[SOURCE MATERIAL — start]

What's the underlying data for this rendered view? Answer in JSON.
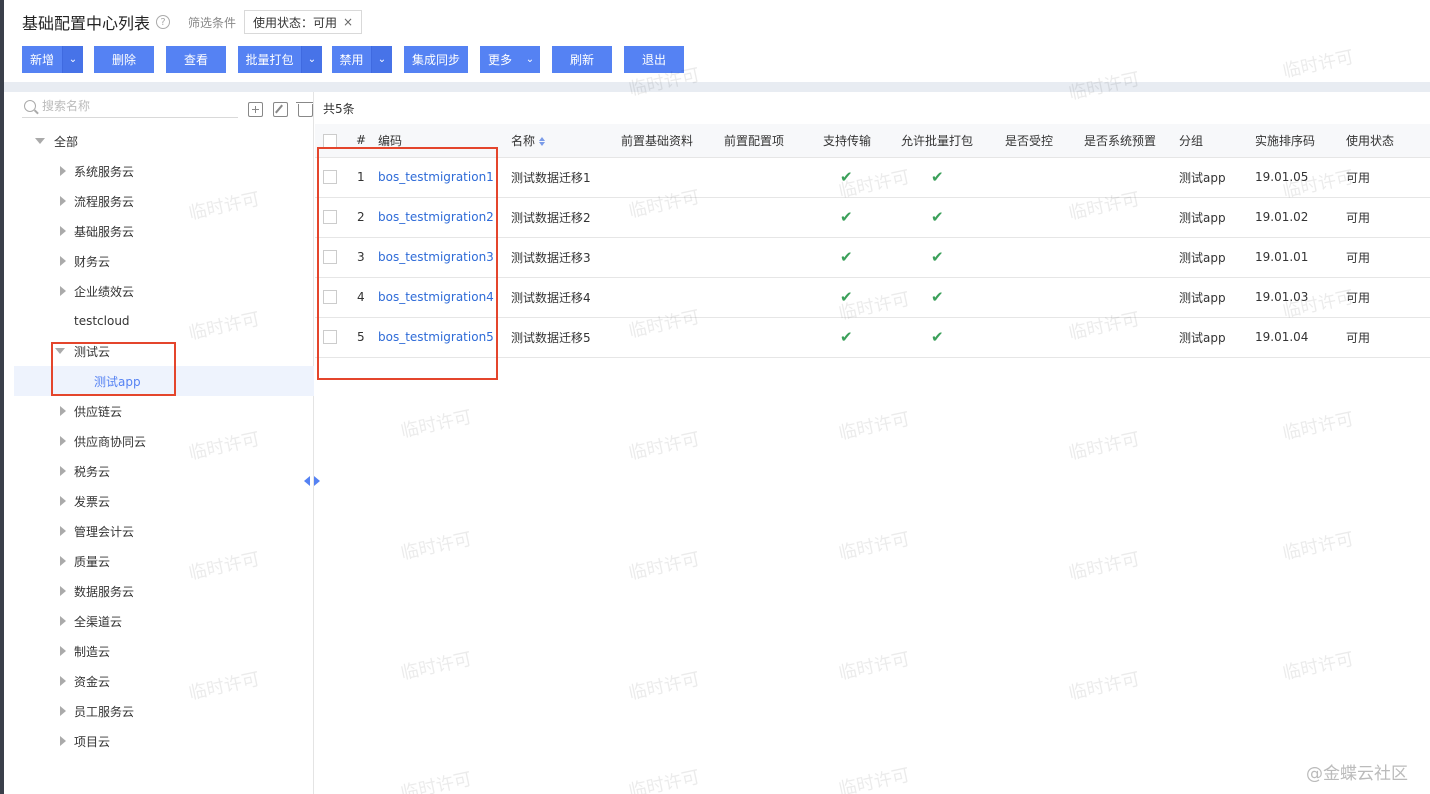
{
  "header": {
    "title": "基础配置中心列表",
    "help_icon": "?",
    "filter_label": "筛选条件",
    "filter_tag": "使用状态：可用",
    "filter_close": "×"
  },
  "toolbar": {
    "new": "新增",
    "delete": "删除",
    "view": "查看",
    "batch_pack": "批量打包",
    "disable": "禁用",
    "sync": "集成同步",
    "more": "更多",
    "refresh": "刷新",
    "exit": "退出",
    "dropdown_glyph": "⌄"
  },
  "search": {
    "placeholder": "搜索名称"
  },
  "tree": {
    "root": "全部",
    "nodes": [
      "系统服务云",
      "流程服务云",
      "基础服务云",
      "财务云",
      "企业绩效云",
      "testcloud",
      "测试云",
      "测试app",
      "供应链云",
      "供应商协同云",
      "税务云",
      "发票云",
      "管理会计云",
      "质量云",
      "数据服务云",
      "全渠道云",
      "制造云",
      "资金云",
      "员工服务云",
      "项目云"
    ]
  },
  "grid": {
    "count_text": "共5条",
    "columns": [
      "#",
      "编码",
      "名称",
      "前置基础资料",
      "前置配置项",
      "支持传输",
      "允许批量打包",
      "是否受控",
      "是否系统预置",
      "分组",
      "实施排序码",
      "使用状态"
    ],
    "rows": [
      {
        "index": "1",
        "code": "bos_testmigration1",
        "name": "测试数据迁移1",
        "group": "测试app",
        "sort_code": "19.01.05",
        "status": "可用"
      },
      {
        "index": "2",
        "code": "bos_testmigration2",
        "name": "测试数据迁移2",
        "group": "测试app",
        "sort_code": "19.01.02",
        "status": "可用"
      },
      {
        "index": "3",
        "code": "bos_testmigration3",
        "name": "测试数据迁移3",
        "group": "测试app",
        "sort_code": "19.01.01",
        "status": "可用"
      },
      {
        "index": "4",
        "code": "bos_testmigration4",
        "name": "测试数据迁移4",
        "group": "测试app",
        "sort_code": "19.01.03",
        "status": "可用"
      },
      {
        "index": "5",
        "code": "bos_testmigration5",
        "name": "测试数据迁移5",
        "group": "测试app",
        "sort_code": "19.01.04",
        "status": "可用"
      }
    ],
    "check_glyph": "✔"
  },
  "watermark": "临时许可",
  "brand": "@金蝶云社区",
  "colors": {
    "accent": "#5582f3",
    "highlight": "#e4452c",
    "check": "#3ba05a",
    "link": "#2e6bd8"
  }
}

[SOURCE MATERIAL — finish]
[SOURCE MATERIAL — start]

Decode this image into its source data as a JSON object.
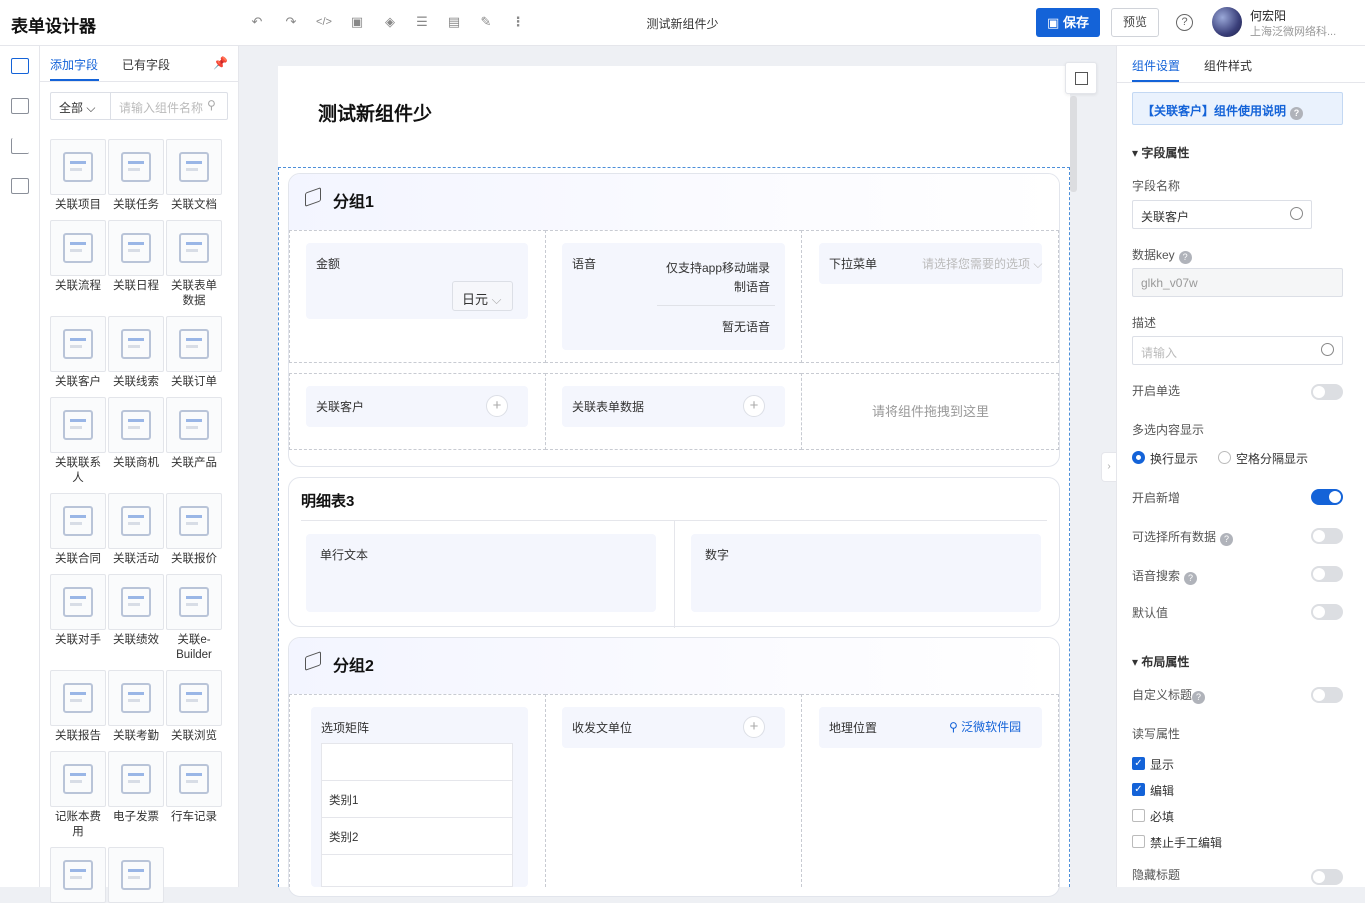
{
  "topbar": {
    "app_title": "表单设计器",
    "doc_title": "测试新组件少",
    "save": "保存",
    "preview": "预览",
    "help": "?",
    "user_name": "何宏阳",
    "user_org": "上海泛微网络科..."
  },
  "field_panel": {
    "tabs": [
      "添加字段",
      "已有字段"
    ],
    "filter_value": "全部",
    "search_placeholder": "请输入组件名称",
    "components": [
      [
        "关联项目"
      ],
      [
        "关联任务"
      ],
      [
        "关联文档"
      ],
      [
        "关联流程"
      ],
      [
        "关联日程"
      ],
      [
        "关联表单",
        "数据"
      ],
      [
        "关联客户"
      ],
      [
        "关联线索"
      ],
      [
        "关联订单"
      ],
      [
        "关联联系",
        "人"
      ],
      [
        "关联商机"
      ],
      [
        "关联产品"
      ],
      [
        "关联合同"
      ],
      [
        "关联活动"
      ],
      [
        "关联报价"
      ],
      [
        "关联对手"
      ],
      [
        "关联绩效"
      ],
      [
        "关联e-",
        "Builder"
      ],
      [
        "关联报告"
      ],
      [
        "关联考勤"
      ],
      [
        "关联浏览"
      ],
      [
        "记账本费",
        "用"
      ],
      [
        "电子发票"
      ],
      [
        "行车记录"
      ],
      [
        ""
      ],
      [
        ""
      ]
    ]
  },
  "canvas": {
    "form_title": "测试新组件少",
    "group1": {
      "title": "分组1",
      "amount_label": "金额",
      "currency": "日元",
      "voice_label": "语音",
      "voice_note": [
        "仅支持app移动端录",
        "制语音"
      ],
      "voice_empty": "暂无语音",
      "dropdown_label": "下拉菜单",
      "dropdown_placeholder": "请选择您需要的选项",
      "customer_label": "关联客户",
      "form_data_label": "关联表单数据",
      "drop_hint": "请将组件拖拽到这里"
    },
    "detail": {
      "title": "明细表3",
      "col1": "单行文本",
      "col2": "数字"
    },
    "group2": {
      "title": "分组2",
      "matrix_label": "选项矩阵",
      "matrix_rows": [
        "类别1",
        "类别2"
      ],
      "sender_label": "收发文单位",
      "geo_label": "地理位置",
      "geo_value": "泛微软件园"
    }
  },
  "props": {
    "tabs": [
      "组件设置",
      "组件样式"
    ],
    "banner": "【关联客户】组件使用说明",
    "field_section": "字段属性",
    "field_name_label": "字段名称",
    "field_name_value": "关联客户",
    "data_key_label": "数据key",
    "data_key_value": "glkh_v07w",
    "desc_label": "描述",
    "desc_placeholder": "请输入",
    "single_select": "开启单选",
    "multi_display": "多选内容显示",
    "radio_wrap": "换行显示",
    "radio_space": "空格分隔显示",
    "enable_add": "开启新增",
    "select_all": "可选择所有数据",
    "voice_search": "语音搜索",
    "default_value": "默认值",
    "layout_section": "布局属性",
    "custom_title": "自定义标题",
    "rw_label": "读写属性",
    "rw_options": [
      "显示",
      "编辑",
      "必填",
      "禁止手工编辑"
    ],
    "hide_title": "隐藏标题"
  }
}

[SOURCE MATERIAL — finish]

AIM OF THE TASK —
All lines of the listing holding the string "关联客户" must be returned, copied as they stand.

EXERCISE ANSWER —
        "关联客户"
      "customer_label": "关联客户",
    "banner": "【关联客户】组件使用说明",
    "field_name_value": "关联客户",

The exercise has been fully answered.